→ INPUT MATERIAL
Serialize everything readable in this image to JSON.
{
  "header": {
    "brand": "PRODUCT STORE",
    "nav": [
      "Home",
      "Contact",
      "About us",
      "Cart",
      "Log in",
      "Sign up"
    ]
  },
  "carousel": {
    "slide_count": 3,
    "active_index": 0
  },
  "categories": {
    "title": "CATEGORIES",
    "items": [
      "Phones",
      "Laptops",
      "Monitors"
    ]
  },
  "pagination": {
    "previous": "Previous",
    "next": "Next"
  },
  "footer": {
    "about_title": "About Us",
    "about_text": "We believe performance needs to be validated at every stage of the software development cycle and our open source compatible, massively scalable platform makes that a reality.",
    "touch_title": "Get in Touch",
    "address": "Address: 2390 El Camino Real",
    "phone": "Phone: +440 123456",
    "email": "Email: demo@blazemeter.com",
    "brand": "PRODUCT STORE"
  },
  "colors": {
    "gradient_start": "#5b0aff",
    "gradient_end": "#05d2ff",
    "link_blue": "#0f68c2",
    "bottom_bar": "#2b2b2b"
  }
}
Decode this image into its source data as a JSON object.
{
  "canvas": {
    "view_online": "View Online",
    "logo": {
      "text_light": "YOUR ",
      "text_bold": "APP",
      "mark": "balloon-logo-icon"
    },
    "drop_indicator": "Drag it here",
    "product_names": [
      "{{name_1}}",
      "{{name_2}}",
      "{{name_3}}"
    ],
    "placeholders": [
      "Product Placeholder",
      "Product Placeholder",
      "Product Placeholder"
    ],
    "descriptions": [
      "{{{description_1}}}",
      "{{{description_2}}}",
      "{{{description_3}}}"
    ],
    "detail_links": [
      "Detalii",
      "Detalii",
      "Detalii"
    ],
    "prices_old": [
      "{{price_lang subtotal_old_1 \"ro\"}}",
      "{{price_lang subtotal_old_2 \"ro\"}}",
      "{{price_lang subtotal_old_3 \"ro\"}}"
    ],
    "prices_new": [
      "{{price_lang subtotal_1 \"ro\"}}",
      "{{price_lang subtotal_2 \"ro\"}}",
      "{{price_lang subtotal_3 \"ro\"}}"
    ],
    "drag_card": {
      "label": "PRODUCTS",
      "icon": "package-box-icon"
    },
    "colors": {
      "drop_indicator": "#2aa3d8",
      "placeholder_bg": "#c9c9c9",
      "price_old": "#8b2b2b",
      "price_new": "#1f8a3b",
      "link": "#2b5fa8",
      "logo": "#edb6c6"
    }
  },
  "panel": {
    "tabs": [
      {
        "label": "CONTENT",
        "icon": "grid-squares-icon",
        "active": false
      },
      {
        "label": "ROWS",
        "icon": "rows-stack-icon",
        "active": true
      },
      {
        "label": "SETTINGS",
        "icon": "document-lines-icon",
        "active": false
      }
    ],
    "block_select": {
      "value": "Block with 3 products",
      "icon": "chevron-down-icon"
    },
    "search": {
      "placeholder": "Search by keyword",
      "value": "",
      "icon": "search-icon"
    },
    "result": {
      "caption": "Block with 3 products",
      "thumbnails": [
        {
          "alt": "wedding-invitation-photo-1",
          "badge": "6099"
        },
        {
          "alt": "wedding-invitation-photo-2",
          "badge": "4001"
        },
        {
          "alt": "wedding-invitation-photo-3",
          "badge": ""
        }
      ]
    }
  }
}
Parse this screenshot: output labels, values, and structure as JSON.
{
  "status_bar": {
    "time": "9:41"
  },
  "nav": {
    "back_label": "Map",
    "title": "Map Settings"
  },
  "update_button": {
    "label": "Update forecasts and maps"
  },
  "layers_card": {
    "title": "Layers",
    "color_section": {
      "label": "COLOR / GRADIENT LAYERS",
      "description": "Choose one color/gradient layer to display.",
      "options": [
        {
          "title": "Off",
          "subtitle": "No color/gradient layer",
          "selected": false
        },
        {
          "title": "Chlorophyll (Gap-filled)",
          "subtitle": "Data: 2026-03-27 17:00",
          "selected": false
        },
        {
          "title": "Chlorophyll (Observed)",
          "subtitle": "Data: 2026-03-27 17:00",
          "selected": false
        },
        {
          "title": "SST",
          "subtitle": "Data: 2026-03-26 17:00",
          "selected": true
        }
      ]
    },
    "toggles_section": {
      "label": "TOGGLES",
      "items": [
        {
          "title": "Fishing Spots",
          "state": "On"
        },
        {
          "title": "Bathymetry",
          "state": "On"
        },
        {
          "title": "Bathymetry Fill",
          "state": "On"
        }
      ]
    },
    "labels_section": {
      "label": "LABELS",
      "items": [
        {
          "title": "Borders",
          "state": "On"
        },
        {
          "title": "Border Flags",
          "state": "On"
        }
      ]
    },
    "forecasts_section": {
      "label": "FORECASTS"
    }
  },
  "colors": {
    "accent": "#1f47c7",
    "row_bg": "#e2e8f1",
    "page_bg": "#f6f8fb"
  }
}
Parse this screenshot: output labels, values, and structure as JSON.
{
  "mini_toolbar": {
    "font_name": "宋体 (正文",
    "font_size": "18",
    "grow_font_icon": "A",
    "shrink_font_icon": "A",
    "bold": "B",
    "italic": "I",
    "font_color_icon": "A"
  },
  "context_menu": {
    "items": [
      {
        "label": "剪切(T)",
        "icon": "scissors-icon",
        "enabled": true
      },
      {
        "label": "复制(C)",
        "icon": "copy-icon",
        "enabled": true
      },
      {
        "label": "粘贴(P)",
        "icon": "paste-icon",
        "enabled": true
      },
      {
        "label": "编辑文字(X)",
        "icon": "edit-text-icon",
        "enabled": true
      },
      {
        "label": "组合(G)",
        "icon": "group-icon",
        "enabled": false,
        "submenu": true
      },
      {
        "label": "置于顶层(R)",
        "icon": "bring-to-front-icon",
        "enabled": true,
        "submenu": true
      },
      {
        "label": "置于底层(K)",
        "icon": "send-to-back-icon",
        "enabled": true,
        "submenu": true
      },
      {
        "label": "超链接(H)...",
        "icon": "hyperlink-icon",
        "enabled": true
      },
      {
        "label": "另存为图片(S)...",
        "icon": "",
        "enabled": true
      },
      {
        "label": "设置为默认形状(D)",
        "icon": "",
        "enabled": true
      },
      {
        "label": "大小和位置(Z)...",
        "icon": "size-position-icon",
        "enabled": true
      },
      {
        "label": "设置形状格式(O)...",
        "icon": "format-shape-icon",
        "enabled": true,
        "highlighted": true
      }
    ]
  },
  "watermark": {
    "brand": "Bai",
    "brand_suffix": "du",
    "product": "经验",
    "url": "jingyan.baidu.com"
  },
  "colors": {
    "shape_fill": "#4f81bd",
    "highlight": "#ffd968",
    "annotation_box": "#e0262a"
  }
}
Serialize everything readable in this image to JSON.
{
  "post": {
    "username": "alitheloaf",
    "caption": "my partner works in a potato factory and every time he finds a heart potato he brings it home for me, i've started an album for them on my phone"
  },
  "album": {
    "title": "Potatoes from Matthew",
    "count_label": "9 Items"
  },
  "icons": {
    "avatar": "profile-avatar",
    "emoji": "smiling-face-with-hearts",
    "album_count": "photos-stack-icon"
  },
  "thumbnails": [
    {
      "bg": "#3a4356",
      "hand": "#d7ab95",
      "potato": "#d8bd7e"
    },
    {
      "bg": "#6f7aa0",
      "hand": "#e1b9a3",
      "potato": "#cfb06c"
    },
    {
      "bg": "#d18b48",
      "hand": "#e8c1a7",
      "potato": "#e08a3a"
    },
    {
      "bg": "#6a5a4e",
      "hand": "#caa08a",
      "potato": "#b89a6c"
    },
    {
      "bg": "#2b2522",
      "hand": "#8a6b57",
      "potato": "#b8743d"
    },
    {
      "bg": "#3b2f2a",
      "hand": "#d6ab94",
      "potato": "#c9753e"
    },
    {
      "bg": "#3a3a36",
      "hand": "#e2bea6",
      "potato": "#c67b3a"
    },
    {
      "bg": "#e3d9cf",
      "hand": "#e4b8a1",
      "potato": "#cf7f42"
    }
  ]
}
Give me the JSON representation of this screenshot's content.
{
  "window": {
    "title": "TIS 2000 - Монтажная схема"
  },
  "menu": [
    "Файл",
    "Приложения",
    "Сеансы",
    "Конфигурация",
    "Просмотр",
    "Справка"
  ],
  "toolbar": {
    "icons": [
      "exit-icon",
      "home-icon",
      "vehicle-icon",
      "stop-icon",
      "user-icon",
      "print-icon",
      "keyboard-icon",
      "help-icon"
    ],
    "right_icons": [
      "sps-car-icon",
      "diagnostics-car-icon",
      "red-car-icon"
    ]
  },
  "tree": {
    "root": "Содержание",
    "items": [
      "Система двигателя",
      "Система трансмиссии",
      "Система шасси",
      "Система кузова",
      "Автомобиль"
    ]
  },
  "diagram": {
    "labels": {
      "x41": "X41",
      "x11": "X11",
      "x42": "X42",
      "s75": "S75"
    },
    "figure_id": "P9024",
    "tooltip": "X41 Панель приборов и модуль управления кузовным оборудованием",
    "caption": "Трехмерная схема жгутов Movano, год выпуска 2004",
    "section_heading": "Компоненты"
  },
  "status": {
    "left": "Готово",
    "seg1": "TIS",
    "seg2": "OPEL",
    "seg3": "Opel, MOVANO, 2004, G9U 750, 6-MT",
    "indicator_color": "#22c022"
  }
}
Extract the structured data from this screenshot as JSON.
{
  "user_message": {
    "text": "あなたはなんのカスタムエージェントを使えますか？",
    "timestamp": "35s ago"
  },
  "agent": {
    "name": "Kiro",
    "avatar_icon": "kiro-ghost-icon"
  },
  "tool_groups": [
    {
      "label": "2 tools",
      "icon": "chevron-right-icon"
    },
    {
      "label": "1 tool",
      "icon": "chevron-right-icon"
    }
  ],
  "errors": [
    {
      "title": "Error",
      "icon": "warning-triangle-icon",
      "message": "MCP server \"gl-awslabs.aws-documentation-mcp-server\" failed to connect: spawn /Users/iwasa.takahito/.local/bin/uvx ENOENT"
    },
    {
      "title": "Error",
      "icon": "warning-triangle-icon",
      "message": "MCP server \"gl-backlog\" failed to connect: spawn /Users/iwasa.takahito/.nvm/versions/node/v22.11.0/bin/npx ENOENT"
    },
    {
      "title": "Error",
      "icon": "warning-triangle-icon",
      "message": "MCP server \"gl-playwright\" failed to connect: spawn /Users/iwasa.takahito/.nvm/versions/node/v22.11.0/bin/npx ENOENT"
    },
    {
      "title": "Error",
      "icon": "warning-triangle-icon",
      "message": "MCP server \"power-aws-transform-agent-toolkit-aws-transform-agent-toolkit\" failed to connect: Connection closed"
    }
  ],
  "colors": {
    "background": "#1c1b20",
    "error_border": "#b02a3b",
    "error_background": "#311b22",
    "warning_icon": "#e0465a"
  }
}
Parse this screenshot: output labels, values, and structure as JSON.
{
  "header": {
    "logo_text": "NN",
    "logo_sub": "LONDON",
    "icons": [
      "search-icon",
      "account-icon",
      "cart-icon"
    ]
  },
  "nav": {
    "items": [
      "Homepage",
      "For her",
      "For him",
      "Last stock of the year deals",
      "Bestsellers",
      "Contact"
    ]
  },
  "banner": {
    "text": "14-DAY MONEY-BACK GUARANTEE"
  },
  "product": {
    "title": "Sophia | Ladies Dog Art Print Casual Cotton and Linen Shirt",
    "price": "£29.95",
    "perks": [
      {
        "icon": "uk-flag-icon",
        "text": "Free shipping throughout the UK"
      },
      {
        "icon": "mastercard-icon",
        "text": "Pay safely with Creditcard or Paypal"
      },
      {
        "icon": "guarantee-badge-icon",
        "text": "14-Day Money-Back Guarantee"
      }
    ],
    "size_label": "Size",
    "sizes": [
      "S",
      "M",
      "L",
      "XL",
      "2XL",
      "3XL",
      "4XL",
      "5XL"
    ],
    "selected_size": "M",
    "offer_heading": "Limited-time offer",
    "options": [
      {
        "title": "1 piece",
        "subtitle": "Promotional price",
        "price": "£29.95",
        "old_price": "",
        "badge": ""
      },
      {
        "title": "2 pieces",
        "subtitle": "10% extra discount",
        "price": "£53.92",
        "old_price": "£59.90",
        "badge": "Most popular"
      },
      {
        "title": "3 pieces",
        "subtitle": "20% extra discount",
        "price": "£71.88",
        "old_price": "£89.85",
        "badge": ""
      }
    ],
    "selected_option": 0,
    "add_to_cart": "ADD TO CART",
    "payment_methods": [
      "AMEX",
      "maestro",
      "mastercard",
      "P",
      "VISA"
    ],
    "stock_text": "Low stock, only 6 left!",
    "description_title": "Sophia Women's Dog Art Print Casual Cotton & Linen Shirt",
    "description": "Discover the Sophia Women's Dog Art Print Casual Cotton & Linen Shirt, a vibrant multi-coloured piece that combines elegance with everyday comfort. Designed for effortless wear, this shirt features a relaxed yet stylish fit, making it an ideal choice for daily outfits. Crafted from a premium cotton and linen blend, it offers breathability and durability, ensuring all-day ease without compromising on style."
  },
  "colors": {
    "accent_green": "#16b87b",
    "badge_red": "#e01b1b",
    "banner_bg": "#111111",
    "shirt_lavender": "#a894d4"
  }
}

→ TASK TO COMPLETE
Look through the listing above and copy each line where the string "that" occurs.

→ WRITTEN SOLUTION
    "about_text": "We believe performance needs to be validated at every stage of the software development cycle and our open source compatible, massively scalable platform makes that a reality.",
    "description": "Discover the Sophia Women's Dog Art Print Casual Cotton & Linen Shirt, a vibrant multi-coloured piece that combines elegance with everyday comfort. Designed for effortless wear, this shirt features a relaxed yet stylish fit, making it an ideal choice for daily outfits. Crafted from a premium cotton and linen blend, it offers breathability and durability, ensuring all-day ease without compromising on style."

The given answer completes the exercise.